Once this is done, one of the most common therapies is exposure therapy , in which the subject is gradually and gradually exposed to a series of situations in order to cope with the anxiety. In the first place, a hierarchy of exposures would be made together with the patient and little by little the exposures would be made, each item being made until in at least two successive exposures the anxiety is significantly reduced before moving on to the next.

In parallel, one could work on the set of beliefs regarding oneself, society or the way to interact with it through techniques such as cognitive restructuring. The objective would be to generate interpretations of reality that are more adaptive than the original ones, linked to the idea of the negative effects of one’s presence on others. It would also be necessary to try to reduce the self-demanding and the importance given to the expectations that are considered to be held about us.

In severe cases, drug treatment may be needed to reduce the level of anxiety while learning to manage it.

Bibliographic references:

  • Suzuki, K., Takei, N., Kawai, M., Minabe, Y. and Mori, N. (2003). Is Taijin Kyofusho a Culture-Bound Syndrome?

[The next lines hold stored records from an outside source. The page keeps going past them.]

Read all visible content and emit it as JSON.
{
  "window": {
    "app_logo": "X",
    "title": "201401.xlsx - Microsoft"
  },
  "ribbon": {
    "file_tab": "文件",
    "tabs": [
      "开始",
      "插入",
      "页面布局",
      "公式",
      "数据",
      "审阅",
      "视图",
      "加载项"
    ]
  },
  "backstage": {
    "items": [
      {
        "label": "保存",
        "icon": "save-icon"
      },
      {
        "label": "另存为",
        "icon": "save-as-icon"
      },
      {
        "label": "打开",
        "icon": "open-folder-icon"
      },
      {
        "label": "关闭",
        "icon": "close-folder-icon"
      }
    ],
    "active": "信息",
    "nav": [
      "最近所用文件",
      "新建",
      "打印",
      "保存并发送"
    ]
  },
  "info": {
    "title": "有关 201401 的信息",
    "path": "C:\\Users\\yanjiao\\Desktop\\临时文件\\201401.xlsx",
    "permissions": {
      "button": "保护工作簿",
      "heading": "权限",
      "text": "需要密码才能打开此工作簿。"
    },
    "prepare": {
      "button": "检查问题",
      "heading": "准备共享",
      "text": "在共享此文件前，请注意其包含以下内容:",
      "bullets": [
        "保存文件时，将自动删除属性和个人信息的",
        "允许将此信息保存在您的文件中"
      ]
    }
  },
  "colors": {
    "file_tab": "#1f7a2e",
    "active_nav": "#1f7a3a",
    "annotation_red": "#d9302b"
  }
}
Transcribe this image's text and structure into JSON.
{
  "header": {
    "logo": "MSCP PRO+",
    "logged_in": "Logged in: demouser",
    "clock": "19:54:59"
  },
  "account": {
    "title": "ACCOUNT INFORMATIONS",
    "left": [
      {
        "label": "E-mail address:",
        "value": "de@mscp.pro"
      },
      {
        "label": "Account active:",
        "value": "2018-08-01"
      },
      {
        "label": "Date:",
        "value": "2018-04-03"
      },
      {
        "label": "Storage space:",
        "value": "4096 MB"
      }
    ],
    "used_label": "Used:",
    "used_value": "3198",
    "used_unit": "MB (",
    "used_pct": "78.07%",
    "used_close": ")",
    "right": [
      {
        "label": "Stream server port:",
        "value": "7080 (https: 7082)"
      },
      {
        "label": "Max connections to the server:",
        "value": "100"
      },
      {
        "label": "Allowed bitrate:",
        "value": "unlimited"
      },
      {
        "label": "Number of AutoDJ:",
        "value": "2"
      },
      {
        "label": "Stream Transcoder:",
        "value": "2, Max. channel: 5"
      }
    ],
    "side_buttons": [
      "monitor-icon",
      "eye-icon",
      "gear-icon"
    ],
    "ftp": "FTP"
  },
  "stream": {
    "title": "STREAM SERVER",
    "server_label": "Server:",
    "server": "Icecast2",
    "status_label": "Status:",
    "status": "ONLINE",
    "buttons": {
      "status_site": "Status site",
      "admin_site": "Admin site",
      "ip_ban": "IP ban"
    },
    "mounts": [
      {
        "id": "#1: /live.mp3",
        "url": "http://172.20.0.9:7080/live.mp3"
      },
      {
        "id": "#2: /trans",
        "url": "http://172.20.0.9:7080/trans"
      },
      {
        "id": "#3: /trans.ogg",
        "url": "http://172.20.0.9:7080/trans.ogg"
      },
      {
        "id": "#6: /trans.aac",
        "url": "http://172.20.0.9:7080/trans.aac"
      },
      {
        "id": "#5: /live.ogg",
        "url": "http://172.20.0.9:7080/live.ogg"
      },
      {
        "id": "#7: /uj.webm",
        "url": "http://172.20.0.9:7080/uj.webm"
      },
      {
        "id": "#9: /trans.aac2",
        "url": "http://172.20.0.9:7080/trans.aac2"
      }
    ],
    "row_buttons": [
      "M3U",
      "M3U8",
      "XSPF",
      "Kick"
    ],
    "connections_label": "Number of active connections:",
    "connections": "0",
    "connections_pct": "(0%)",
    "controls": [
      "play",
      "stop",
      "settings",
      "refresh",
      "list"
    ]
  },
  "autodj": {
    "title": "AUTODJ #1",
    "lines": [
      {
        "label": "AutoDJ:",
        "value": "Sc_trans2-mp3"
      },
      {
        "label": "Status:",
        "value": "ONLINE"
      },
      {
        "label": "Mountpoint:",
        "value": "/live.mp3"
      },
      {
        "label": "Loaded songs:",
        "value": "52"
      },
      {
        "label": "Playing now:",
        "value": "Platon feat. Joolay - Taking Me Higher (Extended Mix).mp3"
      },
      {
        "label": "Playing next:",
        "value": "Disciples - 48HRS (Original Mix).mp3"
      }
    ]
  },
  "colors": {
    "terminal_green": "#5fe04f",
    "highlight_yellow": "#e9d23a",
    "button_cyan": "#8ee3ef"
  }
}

The American Journals office Psychiatry.
  • Takahaski, T. (1989). Social phobia syndrome in Japan. Compr Psychiatry, 30: 45-52.
  • Vriends, N., Pfaltz, M.C., Novianti, P. & Hadiyono, J. (2013). Taijin Kyofusho and Social Anxiety and Their Clinical Relevance in Indonesia and Switzerland. Front Psychol. 2013; 4: 3.